Your answer must be an exact copy of the records below, with no pictures in it.

Records for the task:
★ ★ ★ ★
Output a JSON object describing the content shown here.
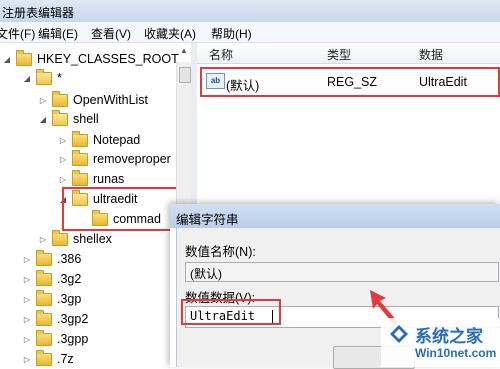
{
  "window": {
    "title": "注册表编辑器"
  },
  "menu": [
    "文件(F)",
    "编辑(E)",
    "查看(V)",
    "收藏夹(A)",
    "帮助(H)"
  ],
  "tree": {
    "root": "HKEY_CLASSES_ROOT",
    "star": "*",
    "openwithlist": "OpenWithList",
    "shell": "shell",
    "notepad": "Notepad",
    "removeproper": "removeproper",
    "runas": "runas",
    "ultraedit": "ultraedit",
    "commad": "commad",
    "shellex": "shellex",
    "ext386": ".386",
    "ext3g2": ".3g2",
    "ext3gp": ".3gp",
    "ext3gp2": ".3gp2",
    "ext3gpp": ".3gpp",
    "ext7z": ".7z"
  },
  "list": {
    "headers": {
      "name": "名称",
      "type": "类型",
      "data": "数据"
    },
    "row": {
      "icon": "ab",
      "name": "(默认)",
      "type": "REG_SZ",
      "data": "UltraEdit"
    }
  },
  "dialog": {
    "title": "编辑字符串",
    "name_label": "数值名称(N):",
    "name_value": "(默认)",
    "data_label": "数值数据(V):",
    "data_value": "UltraEdit"
  },
  "watermark": {
    "brand": "系统之家",
    "site": "Win10net.com"
  },
  "colors": {
    "highlight_box": "#e23b3b",
    "folder": "#f0c84e",
    "watermark": "#2a6cb8"
  }
}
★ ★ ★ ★
Answer below:
Output a JSON object describing the content shown here.
{
  "window": {
    "title": "注册表编辑器"
  },
  "menu": [
    "文件(F)",
    "编辑(E)",
    "查看(V)",
    "收藏夹(A)",
    "帮助(H)"
  ],
  "tree": {
    "root": "HKEY_CLASSES_ROOT",
    "star": "*",
    "openwithlist": "OpenWithList",
    "shell": "shell",
    "notepad": "Notepad",
    "removeproper": "removeproper",
    "runas": "runas",
    "ultraedit": "ultraedit",
    "commad": "commad",
    "shellex": "shellex",
    "ext386": ".386",
    "ext3g2": ".3g2",
    "ext3gp": ".3gp",
    "ext3gp2": ".3gp2",
    "ext3gpp": ".3gpp",
    "ext7z": ".7z"
  },
  "list": {
    "headers": {
      "name": "名称",
      "type": "类型",
      "data": "数据"
    },
    "row": {
      "icon": "ab",
      "name": "(默认)",
      "type": "REG_SZ",
      "data": "UltraEdit"
    }
  },
  "dialog": {
    "title": "编辑字符串",
    "name_label": "数值名称(N):",
    "name_value": "(默认)",
    "data_label": "数值数据(V):",
    "data_value": "UltraEdit"
  },
  "watermark": {
    "brand": "系统之家",
    "site": "Win10net.com"
  },
  "colors": {
    "highlight_box": "#e23b3b",
    "folder": "#f0c84e",
    "watermark": "#2a6cb8"
  }
}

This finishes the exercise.